And if you want to knock the guy for failing to win a title in his first eight seasons, just keep in mind that those eight titles were shared between first-ballot hall-of-famers named Duncan, Bryant, O’Neal, Pierce and Nowitzki (all who can be argued as one of the greatest ever at their given position).
In addition to knocking his late game performances through his first eight seasons, the other reason most give for hating LeBron revolves around him leaving Cleveland. Now while nearly everyone can understand his decision to relocate from balmy Cleveland, Ohio to South Beach, many had a serious problem with how he went about it. The “Decision” was an awful decision, and still couldn’t hold a flame to the dispicable display the big three put on in the Miami Heat pep rally where James proclaimed that they would win “Not two, not three, not four, not five, not six, not seven” NBA championships.
I’ll admit, this rubbed me the wrong way. When an athlete is as naturally gifted as James, I expect humility. LeBron James isn’t an arrogant a-hole. I think if you asked him today, he would probably tell you that he got a little over-excited, and he’d gladly eat those words in a heartbeat (a feeling I know all too well).
For the haters, the 2010-2011 season couldn’t have gone any better. The Miami Three took forever to find their groove, struggling mightily through the first half of the regular season. Then, even after getting their act together in the post-season, they were bounced from the finals by Dirk and the Dallas Mavericks. Could it really get any sweeter?
There’s a chance. Tonight LeBron faces his career’s most defining moment. Facing elimination in Game 6 of the Eastern Conference Finals, we all get to see if LeBron can close. The best part is, if he does close, we get to see his next defining moment just two nights later.
Long story short. I want LeBron to win. I want everyone’s argument against him to become moot. I want people to accept that he will likely go down as the greatest to ever play the game. I’m a sports romantic, and the nine-year NBA saga that LeBron has led us through is a script even Shakespeare couldn’t write.

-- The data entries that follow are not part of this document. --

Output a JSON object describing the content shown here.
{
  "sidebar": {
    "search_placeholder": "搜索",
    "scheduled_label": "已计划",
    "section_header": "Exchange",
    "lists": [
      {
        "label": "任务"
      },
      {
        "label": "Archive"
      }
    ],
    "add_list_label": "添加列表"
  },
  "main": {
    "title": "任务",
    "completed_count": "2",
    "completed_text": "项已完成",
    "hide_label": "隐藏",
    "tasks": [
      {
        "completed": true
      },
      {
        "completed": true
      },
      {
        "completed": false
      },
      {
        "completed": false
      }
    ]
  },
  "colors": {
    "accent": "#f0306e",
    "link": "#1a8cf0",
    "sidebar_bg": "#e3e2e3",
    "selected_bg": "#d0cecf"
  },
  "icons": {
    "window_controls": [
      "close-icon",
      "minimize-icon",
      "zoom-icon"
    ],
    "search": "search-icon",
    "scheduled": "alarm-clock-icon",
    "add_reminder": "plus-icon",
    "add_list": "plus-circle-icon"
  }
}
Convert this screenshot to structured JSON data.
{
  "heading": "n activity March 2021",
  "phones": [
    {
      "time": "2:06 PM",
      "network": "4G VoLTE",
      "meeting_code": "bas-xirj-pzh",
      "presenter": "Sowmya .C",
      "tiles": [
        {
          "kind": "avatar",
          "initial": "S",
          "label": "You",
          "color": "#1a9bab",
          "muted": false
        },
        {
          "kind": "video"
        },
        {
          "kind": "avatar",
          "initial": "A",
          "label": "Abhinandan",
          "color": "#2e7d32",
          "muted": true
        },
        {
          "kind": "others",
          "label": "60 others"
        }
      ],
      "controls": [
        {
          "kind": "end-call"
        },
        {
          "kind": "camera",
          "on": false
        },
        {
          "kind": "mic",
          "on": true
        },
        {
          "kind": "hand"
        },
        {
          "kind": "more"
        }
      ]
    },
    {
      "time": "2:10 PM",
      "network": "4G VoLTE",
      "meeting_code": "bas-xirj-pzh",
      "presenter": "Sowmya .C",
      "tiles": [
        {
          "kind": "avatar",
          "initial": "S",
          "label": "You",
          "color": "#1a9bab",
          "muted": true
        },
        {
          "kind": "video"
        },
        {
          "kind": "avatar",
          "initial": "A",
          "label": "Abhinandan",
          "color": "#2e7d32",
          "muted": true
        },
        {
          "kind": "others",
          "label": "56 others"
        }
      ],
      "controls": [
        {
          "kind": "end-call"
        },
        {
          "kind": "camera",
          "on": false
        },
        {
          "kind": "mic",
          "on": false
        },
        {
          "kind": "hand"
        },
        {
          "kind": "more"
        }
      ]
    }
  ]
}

Now if you weren’t already JACKED for tonight’s game, this video will take care of that.